As a self-diagnosed insomniac, a good night’s rest for me lasts anywhere from three to five hours. I generally break up the slumber with walks around the apartment, followed by lying awake and unearthing inconsequential paranoia that, come morning, will not live up to the hype. When I hear people claim they get eight hours of sleep each night, they might as well be talking about the Loch Ness Monster, or alien life. All three are things I suppose it’s possible someone may have encountered, but I cannot personally confirm their existence.
What’s gained and what’s lost when religion becomes an individualist—or even consumerist—endeavor?
Two perceived qualities of Orthodox Judaism—authenticity and ancientness—are enticing people outside this religious tradition to pay for the chance to sample it. In Israel, secular citizens and foreign visitors willing to fork over $20 to the tour company Israel-2Go can embark on a trip to an ultra-Orthodox neighborhood, where they’ll watch men in black hats and women in long skirts buying challah bread from a kosher bakery while a guide narrates the scene.
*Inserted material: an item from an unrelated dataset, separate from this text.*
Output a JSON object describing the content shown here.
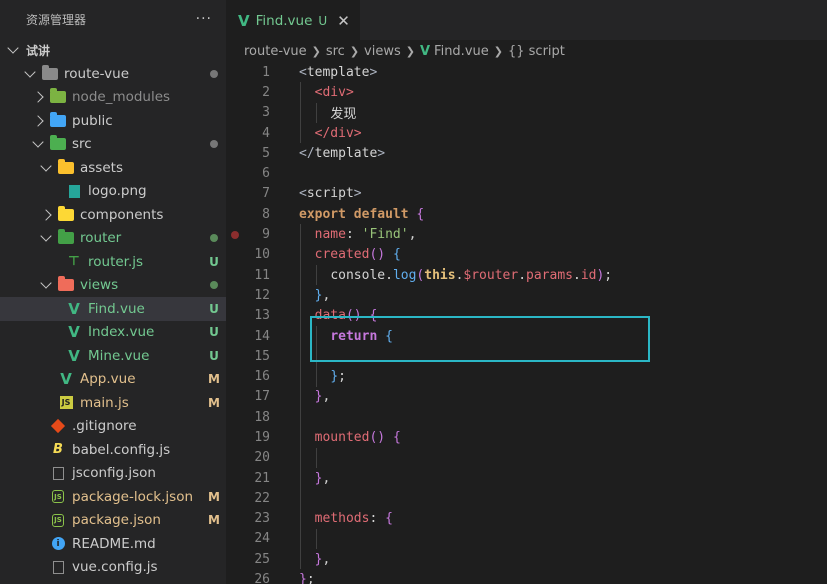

They can also pay to take a tour of the menorahs in Jerusalem’s Old City alleyways during Hanukkah; eat a five-course Friday night Shabbat meal in the home of an observant family; or hear a lecture about the different nuances of the black-and-white garb worn by men from various ultra-Orthodox sects.
Like many current presidential advisers, the new White House communications director and former Wall Street financier made a quick pivot from Trump basher to Trump loyalist.
Like many of Donald Trump’s closest non-family advisers, Anthony Scaramucci traveled a circuitous route into the inner orbit of the mercurial president.
The Wall Street financier and former Obama donor once called then-candidate Trump “a hack politician,” a big-mouthed “bully,” and “an inherited money dude from Queens County” and backed two other Republican presidential contenders, Scott Walker and Jeb Bush, before embracing Trump as the party’s nominee.
Nearly two years later, Scaramucci, 52, is one of Trump’s most aggressive television surrogates and, as of Friday morning, the White House communications director.
In truth, the smooth-talking Long Island native—nicknamed “the Mooch”—made the transition from Trump basher to Trump loyalist quicker than many Republicans. After a 90-minute meeting with the candidate at Trump Tower in June 2016, Scaramucci was fully onboard and soon praised Trump as “a results-oriented entrepreneur capable of delivering bipartisan solutions to common-sense problems.” The soon-to-be GOP nominee, Scaramucci added, was “the only candidate giving an honest assessment of our country’s ideological decay.”
A conservative group is resisting congressional efforts to kneecap FOIA.
The health-care clusterfudge continues. Senator John McCain has brain cancer. President Trump throws another public tantrum. Russia, Russia, Russia.
That about covers the Big Political Headlines of the week. Now for something really sexy: the creeping assault on the Freedom of Information Act.
Stop right there! No clicking over to that Tucker Carlson YouTube rant. This is another one of those ticky-tacky, below-the-radar issues that may sound like a nonprescription substitute for Ambien but is, practically speaking, super important—especially in the Age of Trump.
FOIA is what enables regular people to pester powerful federal agencies into handing over information about what they’ve been up to. FOIA’s website calls it “the law that keeps citizens in the know about their government.” Though a tad grandiose, that characterization is pretty much accurate. And never has such a tool been quite so vital as with the current White House, which has adopted a policy of unabashedly lying about pretty much everything.